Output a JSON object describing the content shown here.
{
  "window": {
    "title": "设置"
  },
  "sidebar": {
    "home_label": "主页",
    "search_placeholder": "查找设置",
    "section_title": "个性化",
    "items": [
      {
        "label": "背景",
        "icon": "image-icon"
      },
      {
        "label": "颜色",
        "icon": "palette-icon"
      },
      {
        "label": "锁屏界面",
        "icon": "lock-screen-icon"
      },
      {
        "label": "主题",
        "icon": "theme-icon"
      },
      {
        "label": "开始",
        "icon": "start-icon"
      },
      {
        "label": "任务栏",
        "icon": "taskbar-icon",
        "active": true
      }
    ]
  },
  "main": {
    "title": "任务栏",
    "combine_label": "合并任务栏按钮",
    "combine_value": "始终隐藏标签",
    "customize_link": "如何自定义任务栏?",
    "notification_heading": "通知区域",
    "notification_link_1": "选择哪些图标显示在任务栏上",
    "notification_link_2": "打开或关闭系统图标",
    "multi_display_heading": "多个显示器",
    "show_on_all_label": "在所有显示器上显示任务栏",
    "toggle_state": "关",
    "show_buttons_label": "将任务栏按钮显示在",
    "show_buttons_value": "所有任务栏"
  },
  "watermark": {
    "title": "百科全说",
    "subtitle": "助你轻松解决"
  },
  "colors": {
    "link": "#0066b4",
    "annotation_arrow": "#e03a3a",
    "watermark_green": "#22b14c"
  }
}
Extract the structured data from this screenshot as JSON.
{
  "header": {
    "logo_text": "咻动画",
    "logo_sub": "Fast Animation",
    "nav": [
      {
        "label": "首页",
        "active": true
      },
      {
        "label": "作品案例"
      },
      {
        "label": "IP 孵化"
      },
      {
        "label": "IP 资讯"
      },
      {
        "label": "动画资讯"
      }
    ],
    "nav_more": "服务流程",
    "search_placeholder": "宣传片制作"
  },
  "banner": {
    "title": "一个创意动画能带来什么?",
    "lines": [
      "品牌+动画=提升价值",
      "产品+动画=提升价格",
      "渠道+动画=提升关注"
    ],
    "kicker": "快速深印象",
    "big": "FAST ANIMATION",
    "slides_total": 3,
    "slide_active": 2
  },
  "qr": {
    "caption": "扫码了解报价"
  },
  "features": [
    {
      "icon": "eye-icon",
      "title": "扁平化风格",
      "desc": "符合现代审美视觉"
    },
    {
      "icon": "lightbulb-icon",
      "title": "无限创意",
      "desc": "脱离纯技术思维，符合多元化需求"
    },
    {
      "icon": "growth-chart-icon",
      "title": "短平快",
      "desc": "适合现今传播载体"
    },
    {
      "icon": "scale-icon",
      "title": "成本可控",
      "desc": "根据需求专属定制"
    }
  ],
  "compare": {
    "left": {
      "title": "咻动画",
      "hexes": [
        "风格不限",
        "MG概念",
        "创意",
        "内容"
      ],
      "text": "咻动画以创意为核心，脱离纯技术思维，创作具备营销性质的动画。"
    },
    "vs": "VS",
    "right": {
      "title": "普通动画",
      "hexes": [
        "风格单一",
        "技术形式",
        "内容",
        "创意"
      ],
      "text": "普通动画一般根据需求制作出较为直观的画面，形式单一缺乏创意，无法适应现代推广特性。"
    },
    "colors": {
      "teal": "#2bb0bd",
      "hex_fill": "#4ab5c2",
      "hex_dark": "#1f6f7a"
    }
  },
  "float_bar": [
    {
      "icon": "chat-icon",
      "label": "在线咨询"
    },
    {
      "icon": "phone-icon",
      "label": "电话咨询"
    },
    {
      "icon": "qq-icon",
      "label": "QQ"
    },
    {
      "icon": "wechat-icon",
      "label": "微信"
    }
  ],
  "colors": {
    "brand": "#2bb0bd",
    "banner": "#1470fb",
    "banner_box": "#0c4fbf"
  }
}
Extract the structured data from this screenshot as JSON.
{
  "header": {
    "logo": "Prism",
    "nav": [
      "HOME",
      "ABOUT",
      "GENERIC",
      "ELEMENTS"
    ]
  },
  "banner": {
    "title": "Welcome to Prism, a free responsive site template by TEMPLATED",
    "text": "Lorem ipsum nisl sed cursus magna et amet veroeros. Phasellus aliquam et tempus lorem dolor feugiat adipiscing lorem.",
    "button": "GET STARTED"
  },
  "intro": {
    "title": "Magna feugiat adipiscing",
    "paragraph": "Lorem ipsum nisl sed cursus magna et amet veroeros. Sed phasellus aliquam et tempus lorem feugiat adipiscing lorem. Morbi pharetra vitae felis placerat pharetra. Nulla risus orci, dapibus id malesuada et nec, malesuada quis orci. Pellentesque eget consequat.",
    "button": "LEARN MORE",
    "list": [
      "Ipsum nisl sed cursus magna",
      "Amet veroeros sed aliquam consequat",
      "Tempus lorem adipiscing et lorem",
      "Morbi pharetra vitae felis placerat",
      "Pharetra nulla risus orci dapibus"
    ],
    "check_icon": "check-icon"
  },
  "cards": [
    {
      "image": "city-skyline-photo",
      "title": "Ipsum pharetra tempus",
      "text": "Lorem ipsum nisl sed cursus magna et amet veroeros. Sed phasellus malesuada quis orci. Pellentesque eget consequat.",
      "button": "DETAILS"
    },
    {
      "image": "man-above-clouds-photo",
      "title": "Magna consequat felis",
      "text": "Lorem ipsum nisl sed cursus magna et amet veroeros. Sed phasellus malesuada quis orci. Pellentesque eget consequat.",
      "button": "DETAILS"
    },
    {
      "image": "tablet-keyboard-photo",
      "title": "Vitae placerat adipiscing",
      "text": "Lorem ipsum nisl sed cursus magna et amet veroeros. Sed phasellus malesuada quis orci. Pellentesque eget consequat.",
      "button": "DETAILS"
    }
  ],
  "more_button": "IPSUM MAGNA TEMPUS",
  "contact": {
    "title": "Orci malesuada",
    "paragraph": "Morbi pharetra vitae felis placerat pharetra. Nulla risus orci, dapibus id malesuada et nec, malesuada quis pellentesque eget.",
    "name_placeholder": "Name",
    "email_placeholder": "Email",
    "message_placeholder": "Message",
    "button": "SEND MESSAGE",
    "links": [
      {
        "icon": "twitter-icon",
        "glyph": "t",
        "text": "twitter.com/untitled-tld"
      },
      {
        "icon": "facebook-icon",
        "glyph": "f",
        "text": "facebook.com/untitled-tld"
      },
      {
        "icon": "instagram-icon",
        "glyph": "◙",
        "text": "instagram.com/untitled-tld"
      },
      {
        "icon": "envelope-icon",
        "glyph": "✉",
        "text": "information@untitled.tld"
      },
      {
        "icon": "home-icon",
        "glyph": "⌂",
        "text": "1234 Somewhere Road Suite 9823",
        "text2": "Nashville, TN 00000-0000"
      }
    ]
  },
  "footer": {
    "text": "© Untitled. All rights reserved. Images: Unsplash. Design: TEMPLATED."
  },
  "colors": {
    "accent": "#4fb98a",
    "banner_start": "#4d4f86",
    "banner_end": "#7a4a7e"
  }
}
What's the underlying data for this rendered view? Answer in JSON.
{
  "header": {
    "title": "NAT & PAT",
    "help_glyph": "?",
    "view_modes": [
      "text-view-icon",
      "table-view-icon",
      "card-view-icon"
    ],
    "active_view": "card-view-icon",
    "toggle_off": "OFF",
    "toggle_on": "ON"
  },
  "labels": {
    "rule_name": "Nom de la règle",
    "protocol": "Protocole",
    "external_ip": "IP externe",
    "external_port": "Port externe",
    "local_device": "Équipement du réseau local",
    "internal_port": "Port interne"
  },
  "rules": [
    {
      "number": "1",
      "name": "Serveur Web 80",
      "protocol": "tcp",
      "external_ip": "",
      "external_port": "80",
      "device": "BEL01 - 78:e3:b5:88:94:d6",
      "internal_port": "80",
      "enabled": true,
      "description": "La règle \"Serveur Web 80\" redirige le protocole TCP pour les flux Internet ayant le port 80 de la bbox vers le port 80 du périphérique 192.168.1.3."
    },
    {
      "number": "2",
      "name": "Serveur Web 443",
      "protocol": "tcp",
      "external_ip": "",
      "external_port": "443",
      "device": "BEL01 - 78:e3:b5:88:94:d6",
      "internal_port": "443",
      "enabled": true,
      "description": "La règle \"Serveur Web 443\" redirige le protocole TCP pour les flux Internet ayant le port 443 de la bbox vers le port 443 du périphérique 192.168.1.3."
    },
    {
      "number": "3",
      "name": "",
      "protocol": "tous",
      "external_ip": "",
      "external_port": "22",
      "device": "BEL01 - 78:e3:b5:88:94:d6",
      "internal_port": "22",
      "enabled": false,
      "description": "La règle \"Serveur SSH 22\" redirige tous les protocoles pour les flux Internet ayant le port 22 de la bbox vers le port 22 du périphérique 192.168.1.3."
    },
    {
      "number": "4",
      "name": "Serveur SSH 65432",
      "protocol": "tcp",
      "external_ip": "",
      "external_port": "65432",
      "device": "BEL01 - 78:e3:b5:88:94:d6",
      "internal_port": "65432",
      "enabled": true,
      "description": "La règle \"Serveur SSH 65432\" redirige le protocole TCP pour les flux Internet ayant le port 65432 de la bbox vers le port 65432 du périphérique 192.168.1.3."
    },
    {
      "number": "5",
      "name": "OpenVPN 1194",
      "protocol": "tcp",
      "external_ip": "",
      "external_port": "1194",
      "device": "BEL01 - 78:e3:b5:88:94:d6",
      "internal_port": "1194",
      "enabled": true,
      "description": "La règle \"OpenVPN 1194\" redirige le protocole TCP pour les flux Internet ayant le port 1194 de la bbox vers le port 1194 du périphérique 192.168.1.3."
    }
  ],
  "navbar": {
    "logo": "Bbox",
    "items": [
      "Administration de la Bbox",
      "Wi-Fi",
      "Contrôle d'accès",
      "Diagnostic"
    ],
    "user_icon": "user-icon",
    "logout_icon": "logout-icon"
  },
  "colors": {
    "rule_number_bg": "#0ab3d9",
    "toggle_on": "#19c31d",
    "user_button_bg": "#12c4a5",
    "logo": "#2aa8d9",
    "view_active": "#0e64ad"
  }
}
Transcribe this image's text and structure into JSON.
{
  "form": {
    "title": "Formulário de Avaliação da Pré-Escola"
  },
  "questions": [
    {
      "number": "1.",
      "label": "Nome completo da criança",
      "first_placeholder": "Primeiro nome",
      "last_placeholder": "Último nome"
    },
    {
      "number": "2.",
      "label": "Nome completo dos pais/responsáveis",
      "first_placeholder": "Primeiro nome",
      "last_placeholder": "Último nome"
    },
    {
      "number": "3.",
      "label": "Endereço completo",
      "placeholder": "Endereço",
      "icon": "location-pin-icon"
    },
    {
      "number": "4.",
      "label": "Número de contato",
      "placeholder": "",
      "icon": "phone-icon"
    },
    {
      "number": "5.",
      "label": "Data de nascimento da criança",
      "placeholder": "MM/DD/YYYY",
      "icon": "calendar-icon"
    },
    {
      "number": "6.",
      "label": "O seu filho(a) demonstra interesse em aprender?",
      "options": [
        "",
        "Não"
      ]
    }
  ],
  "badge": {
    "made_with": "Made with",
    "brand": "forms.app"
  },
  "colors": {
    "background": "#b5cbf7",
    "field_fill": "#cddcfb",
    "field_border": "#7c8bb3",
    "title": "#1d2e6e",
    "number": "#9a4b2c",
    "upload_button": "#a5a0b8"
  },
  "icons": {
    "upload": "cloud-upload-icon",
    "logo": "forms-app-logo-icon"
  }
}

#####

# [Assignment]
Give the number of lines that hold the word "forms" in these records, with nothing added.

# [Output of the task]
2